Ariana Grande rocked the Q Sunday night.
As her career unfolds, it’s becoming harder and harder to write Ariana Grande off as simply a pop star. Her songwriting can run a bit cliché at times, but her vocal range and ability to perform is basically unrivaled by other contemporary pop singers.
Last night, as the Academy Awards presentation was taking place simultaneously in Hollywood, Ariana Grande delivered a blissfully fun and engrossing set in Cleveland, buoyed by some impressive stage production and a live backing band. The audience, which comprised mostly teen girls and accompanying parents, was at high energy for the entire show.
Opener Little Mix didn’t do much to thrill the crowd — the group’s biggest applause came whenever they asked if the audience was ready for Ariana Grande. The girl group, which formed during a season of UK’s The X-Factor, lip-synced their way through most of their corporately constructed set.
Grande played about two dozen songs, showcasing every track from her new album Dangerous Woman
and a few hit singles from earlier in her career. Her show was essentially broken into four mini-sets and an encore — each set was marked by a costume change and a change in the stage setup. There were pyrotechnics, lasers, a balloon drop and, at one point, Grande blasted dollar bills with her face printed on them into the crowd.
The show began with Grande flanked by a cadre of dancers, all wearing black. Midway through her opening song, the giant curtain in the back of the stage dropped down, revealing an enormous video screen spanning the width of the entire arena. Throughout the show, the screen showed close-ups of Grande singing and played videos of the guest verses that are featured on her songs.
The stage transformed multiple times; two sets of stairs lifted out from under the stage for the first half of “Knew Better/Forever Boy,” and during the second half, her dancers were lifted on glowing pedestals that pulsed in time to the song’s beat. For her reggae-infused single “Side-to-Side,” the four piece backing band moved to the front of the stage while the dancers and Grande built a neon pink-blue gym, complete with stationary bikes and a punching bag.

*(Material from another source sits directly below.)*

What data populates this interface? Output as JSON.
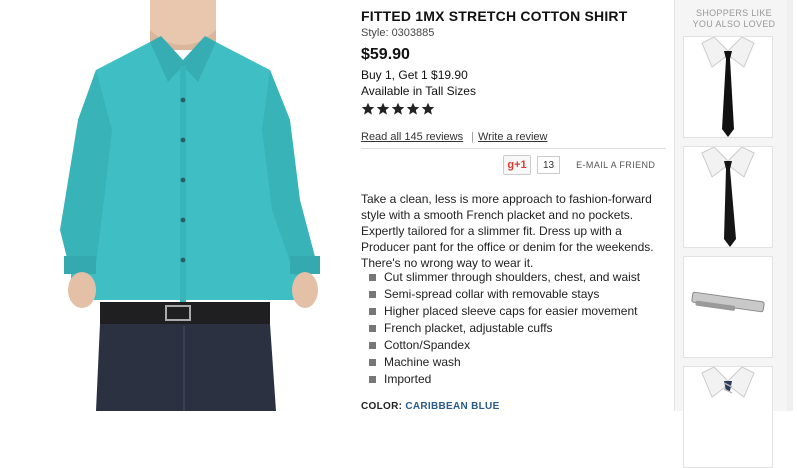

The show was almost all high energy, with the crowd screaming, dancing, and singing along to every song. Luckily, though, some sections of the concert were slowed down and visually sparse, giving Grande space to exhibit her top-notch singing ability. Before playing “Moonlight,” the opener on Dangerous Woman
, fog filled the stage, Grande moved down the stage extension and took a seat near the audience. Grande told fans that “this is one of my favorites” before launching into a soulful reverie.
The show also featured a feminist message during an interlude. On the video screen, clips of Grande dancing played while hashtags such as #notaskingforit flashed in the foreground.
The downside to large pop productions have a lot to do with the timing involved with the props, stage setup, and costume changes; there’s rarely an organic moment, because so much of the show has been rehearsed and performed to death. Grande is talented enough as a performer and vocalist that she doesn’t just go through the motions, but it’s hard to deny that some sections of the production felt like they were on autopilot.
All in all, though, both the big-money stage production and Ariana Grande’s incredible singing kept the audience engaged and thrilled for the entire show — usually, for major pop artists, it’s either spectacle or talent, but Grande seamlessly pulls off both.